### Given records:
────────────────────────────────────────

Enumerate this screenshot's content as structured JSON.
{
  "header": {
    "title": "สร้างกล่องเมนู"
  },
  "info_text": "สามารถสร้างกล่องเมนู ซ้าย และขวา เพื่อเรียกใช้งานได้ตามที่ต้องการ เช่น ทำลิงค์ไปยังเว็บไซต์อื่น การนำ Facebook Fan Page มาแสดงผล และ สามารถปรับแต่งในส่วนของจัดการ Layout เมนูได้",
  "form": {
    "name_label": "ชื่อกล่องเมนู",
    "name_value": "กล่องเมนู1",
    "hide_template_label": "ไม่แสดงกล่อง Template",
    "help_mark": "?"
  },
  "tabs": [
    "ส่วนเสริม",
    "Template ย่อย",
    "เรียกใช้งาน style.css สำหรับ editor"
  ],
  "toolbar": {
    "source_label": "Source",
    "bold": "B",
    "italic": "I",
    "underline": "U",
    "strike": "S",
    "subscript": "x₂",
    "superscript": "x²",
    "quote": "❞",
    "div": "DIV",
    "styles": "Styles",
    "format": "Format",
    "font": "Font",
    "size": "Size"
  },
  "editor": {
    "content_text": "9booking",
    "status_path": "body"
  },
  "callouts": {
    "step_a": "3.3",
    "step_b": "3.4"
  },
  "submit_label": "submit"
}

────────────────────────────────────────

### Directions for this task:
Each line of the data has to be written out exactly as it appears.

### Expected output:
Enumerate this screenshot's content as structured JSON.
{
  "header": {
    "title": "สร้างกล่องเมนู"
  },
  "info_text": "สามารถสร้างกล่องเมนู ซ้าย และขวา เพื่อเรียกใช้งานได้ตามที่ต้องการ เช่น ทำลิงค์ไปยังเว็บไซต์อื่น การนำ Facebook Fan Page มาแสดงผล และ สามารถปรับแต่งในส่วนของจัดการ Layout เมนูได้",
  "form": {
    "name_label": "ชื่อกล่องเมนู",
    "name_value": "กล่องเมนู1",
    "hide_template_label": "ไม่แสดงกล่อง Template",
    "help_mark": "?"
  },
  "tabs": [
    "ส่วนเสริม",
    "Template ย่อย",
    "เรียกใช้งาน style.css สำหรับ editor"
  ],
  "toolbar": {
    "source_label": "Source",
    "bold": "B",
    "italic": "I",
    "underline": "U",
    "strike": "S",
    "subscript": "x₂",
    "superscript": "x²",
    "quote": "❞",
    "div": "DIV",
    "styles": "Styles",
    "format": "Format",
    "font": "Font",
    "size": "Size"
  },
  "editor": {
    "content_text": "9booking",
    "status_path": "body"
  },
  "callouts": {
    "step_a": "3.3",
    "step_b": "3.4"
  },
  "submit_label": "submit"
}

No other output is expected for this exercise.